--- The problem ---
Write every line of the material again exactly, with no pictures in the copy.

--- Listed entries ---
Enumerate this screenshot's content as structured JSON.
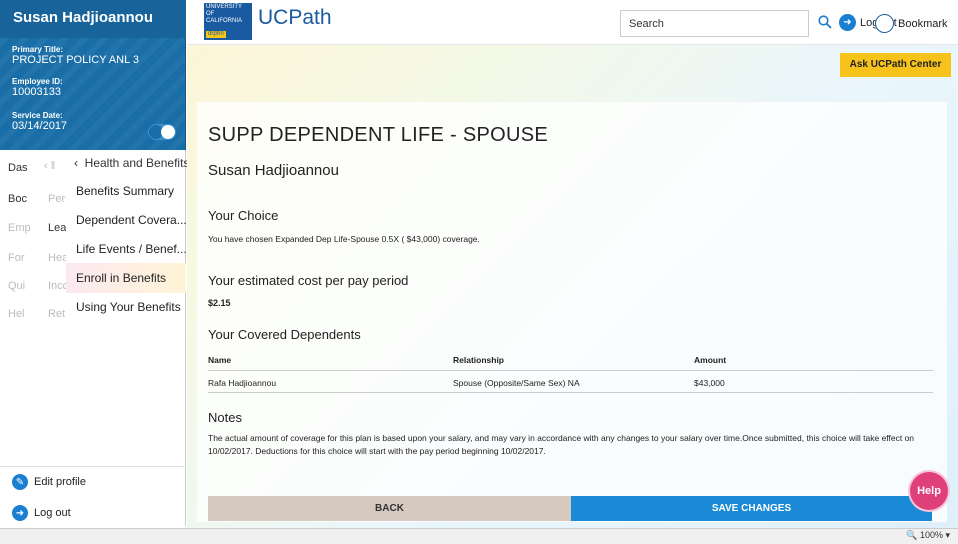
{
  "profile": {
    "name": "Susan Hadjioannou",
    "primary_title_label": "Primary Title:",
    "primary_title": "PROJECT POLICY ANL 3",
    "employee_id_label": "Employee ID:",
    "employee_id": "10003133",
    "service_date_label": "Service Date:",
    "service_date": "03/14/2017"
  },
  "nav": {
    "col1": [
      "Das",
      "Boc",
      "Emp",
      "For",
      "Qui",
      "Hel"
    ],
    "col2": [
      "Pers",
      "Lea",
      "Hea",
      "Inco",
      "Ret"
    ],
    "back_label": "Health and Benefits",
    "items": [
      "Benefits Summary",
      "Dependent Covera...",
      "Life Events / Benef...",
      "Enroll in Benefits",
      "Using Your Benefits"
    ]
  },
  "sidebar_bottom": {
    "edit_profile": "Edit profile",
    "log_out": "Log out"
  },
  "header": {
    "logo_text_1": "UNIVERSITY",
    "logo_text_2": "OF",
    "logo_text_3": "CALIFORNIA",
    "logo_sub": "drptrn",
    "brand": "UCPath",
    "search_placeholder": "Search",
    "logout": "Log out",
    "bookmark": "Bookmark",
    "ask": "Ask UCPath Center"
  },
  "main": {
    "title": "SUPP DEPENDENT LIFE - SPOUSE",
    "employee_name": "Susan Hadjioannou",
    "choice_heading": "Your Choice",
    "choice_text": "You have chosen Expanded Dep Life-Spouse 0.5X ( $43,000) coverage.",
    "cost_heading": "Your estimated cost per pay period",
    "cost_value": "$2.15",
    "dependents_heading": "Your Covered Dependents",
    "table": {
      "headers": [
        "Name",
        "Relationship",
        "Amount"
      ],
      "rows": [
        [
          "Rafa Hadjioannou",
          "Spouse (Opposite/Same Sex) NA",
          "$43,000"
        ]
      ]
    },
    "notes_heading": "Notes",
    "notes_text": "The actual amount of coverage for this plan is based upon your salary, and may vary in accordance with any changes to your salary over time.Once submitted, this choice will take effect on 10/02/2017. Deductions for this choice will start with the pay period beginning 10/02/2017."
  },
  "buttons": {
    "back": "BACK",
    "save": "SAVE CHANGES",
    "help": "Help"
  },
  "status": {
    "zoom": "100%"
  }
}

--- Output of the exercise ---
Enumerate this screenshot's content as structured JSON.
{
  "profile": {
    "name": "Susan Hadjioannou",
    "primary_title_label": "Primary Title:",
    "primary_title": "PROJECT POLICY ANL 3",
    "employee_id_label": "Employee ID:",
    "employee_id": "10003133",
    "service_date_label": "Service Date:",
    "service_date": "03/14/2017"
  },
  "nav": {
    "col1": [
      "Das",
      "Boc",
      "Emp",
      "For",
      "Qui",
      "Hel"
    ],
    "col2": [
      "Pers",
      "Lea",
      "Hea",
      "Inco",
      "Ret"
    ],
    "back_label": "Health and Benefits",
    "items": [
      "Benefits Summary",
      "Dependent Covera...",
      "Life Events / Benef...",
      "Enroll in Benefits",
      "Using Your Benefits"
    ]
  },
  "sidebar_bottom": {
    "edit_profile": "Edit profile",
    "log_out": "Log out"
  },
  "header": {
    "logo_text_1": "UNIVERSITY",
    "logo_text_2": "OF",
    "logo_text_3": "CALIFORNIA",
    "logo_sub": "drptrn",
    "brand": "UCPath",
    "search_placeholder": "Search",
    "logout": "Log out",
    "bookmark": "Bookmark",
    "ask": "Ask UCPath Center"
  },
  "main": {
    "title": "SUPP DEPENDENT LIFE - SPOUSE",
    "employee_name": "Susan Hadjioannou",
    "choice_heading": "Your Choice",
    "choice_text": "You have chosen Expanded Dep Life-Spouse 0.5X ( $43,000) coverage.",
    "cost_heading": "Your estimated cost per pay period",
    "cost_value": "$2.15",
    "dependents_heading": "Your Covered Dependents",
    "table": {
      "headers": [
        "Name",
        "Relationship",
        "Amount"
      ],
      "rows": [
        [
          "Rafa Hadjioannou",
          "Spouse (Opposite/Same Sex) NA",
          "$43,000"
        ]
      ]
    },
    "notes_heading": "Notes",
    "notes_text": "The actual amount of coverage for this plan is based upon your salary, and may vary in accordance with any changes to your salary over time.Once submitted, this choice will take effect on 10/02/2017. Deductions for this choice will start with the pay period beginning 10/02/2017."
  },
  "buttons": {
    "back": "BACK",
    "save": "SAVE CHANGES",
    "help": "Help"
  },
  "status": {
    "zoom": "100%"
  }
}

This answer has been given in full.